For investors considering the fate of Nigeria’s naira after the central bank’s unexpected rate cut on Tuesday, Egypt may be a better guide than Ghana.
Both Egypt’s and Ghana’s central banks cut their main interest rates earlier this year, surprising most analysts surveyed by Bloomberg. But their currencies reacted differently. The Egyptian pound has since strengthened against the dollar and is one of the world’s best-performing units this year. Ghana’s cedi has tanked.
Nigeria’s naira has the potential to go the way of the Egyptian pound. Among the key factors are the steep rise in Brent oil prices this year to almost $70 a barrel and the $6 billion that has flowed into the Nigerian fixed-income market since last month’s general elections.

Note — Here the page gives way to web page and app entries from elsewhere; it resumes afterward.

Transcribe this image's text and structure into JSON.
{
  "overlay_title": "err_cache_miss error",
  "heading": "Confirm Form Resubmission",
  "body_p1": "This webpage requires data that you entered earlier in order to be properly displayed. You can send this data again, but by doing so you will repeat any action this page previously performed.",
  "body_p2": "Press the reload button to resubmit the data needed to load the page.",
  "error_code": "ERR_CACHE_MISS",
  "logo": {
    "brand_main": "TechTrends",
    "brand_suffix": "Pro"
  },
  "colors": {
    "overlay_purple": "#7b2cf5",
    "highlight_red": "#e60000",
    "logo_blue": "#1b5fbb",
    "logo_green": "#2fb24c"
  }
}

Nigeria’s reserves, at $44 billion, are the highest since September, giving central bank Governor Godwin Emefiele plenty of firepower should he need to defend the currency.

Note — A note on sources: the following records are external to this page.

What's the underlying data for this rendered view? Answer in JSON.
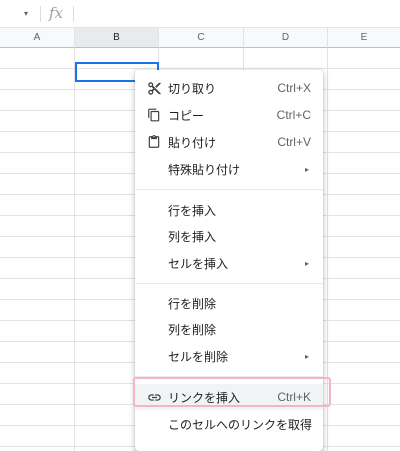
{
  "formula_bar": {
    "dropdown_glyph": "▾",
    "fx_label": "fx"
  },
  "columns": [
    {
      "label": "A"
    },
    {
      "label": "B"
    },
    {
      "label": "C"
    },
    {
      "label": "D"
    },
    {
      "label": "E"
    }
  ],
  "context_menu": {
    "items": [
      {
        "label": "切り取り",
        "shortcut": "Ctrl+X",
        "icon": "scissors-icon"
      },
      {
        "label": "コピー",
        "shortcut": "Ctrl+C",
        "icon": "copy-icon"
      },
      {
        "label": "貼り付け",
        "shortcut": "Ctrl+V",
        "icon": "paste-icon"
      },
      {
        "label": "特殊貼り付け",
        "submenu": true
      },
      {
        "label": "行を挿入"
      },
      {
        "label": "列を挿入"
      },
      {
        "label": "セルを挿入",
        "submenu": true
      },
      {
        "label": "行を削除"
      },
      {
        "label": "列を削除"
      },
      {
        "label": "セルを削除",
        "submenu": true
      },
      {
        "label": "リンクを挿入",
        "shortcut": "Ctrl+K",
        "icon": "link-icon",
        "highlighted": true
      },
      {
        "label": "このセルへのリンクを取得"
      }
    ],
    "submenu_arrow": "▸"
  },
  "colors": {
    "accent": "#1a73e8",
    "highlight_box": "#f4b3c9"
  }
}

Like Egypt, Nigeria’s yields remain attractive. The Abuja-based central bank has kept rates high for the past six months or so using short-term instruments known as open-market operations to rein in liquidity. Average yields on naira bonds of 14.4 percent are the fourth-highest among large emerging markets, according to data compiled by Bloomberg.
Ghana’s carry returns are juicy too. But it is battling perceptions that it won’t manage its finances properly after a four-year bailout with the International Monetary Fund ends next month.
For Nigeria, the signs so far are positive. While the naira’s spot rate was 0.2 percent weaker at 360.08 per dollar as of 1:23 p.m. in Lagos, derivative traders signaled they had few concerns. The rate for naira three-month non-deliverable forwards appreciated to 365.63, the strongest since July.